Saved entries
========

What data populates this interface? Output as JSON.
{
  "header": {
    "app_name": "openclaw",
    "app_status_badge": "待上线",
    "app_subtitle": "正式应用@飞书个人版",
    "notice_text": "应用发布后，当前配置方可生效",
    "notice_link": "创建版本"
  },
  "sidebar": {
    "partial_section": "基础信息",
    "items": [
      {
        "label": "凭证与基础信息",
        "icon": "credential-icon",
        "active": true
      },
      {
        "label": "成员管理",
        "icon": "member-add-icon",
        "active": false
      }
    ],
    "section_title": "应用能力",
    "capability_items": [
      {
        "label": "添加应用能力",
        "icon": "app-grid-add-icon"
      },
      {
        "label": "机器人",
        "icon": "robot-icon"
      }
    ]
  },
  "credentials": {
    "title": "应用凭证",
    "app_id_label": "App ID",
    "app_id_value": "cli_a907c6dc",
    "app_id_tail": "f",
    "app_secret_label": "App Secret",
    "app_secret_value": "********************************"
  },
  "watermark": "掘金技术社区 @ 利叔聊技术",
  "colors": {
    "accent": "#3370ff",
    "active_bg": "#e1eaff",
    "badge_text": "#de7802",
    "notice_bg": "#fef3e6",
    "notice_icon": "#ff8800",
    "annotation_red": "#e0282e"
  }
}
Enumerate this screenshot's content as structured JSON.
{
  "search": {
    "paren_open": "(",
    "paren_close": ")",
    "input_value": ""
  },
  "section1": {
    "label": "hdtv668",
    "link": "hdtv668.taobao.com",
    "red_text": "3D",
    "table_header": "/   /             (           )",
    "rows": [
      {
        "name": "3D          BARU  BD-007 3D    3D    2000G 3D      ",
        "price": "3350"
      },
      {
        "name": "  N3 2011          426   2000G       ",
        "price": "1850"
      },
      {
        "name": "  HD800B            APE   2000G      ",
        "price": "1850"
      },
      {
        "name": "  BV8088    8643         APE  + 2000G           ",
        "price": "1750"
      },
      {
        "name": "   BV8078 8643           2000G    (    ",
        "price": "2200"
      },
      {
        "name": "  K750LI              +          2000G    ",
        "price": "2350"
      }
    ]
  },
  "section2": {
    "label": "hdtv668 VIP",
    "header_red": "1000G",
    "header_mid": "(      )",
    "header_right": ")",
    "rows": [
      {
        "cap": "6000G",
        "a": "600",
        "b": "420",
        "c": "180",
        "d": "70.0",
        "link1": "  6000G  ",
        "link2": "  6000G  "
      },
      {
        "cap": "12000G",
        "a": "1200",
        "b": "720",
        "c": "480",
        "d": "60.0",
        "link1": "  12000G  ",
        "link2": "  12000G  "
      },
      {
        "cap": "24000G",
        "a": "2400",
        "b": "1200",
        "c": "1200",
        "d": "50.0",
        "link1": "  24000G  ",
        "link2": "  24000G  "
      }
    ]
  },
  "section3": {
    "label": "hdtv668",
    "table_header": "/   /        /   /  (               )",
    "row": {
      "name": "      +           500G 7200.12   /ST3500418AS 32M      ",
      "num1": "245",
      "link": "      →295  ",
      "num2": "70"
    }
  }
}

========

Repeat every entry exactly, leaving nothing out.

Finished task:
What data populates this interface? Output as JSON.
{
  "header": {
    "app_name": "openclaw",
    "app_status_badge": "待上线",
    "app_subtitle": "正式应用@飞书个人版",
    "notice_text": "应用发布后，当前配置方可生效",
    "notice_link": "创建版本"
  },
  "sidebar": {
    "partial_section": "基础信息",
    "items": [
      {
        "label": "凭证与基础信息",
        "icon": "credential-icon",
        "active": true
      },
      {
        "label": "成员管理",
        "icon": "member-add-icon",
        "active": false
      }
    ],
    "section_title": "应用能力",
    "capability_items": [
      {
        "label": "添加应用能力",
        "icon": "app-grid-add-icon"
      },
      {
        "label": "机器人",
        "icon": "robot-icon"
      }
    ]
  },
  "credentials": {
    "title": "应用凭证",
    "app_id_label": "App ID",
    "app_id_value": "cli_a907c6dc",
    "app_id_tail": "f",
    "app_secret_label": "App Secret",
    "app_secret_value": "********************************"
  },
  "watermark": "掘金技术社区 @ 利叔聊技术",
  "colors": {
    "accent": "#3370ff",
    "active_bg": "#e1eaff",
    "badge_text": "#de7802",
    "notice_bg": "#fef3e6",
    "notice_icon": "#ff8800",
    "annotation_red": "#e0282e"
  }
}
Enumerate this screenshot's content as structured JSON.
{
  "search": {
    "paren_open": "(",
    "paren_close": ")",
    "input_value": ""
  },
  "section1": {
    "label": "hdtv668",
    "link": "hdtv668.taobao.com",
    "red_text": "3D",
    "table_header": "/   /             (           )",
    "rows": [
      {
        "name": "3D          BARU  BD-007 3D    3D    2000G 3D      ",
        "price": "3350"
      },
      {
        "name": "  N3 2011          426   2000G       ",
        "price": "1850"
      },
      {
        "name": "  HD800B            APE   2000G      ",
        "price": "1850"
      },
      {
        "name": "  BV8088    8643         APE  + 2000G           ",
        "price": "1750"
      },
      {
        "name": "   BV8078 8643           2000G    (    ",
        "price": "2200"
      },
      {
        "name": "  K750LI              +          2000G    ",
        "price": "2350"
      }
    ]
  },
  "section2": {
    "label": "hdtv668 VIP",
    "header_red": "1000G",
    "header_mid": "(      )",
    "header_right": ")",
    "rows": [
      {
        "cap": "6000G",
        "a": "600",
        "b": "420",
        "c": "180",
        "d": "70.0",
        "link1": "  6000G  ",
        "link2": "  6000G  "
      },
      {
        "cap": "12000G",
        "a": "1200",
        "b": "720",
        "c": "480",
        "d": "60.0",
        "link1": "  12000G  ",
        "link2": "  12000G  "
      },
      {
        "cap": "24000G",
        "a": "2400",
        "b": "1200",
        "c": "1200",
        "d": "50.0",
        "link1": "  24000G  ",
        "link2": "  24000G  "
      }
    ]
  },
  "section3": {
    "label": "hdtv668",
    "table_header": "/   /        /   /  (               )",
    "row": {
      "name": "      +           500G 7200.12   /ST3500418AS 32M      ",
      "num1": "245",
      "link": "      →295  ",
      "num2": "70"
    }
  }
}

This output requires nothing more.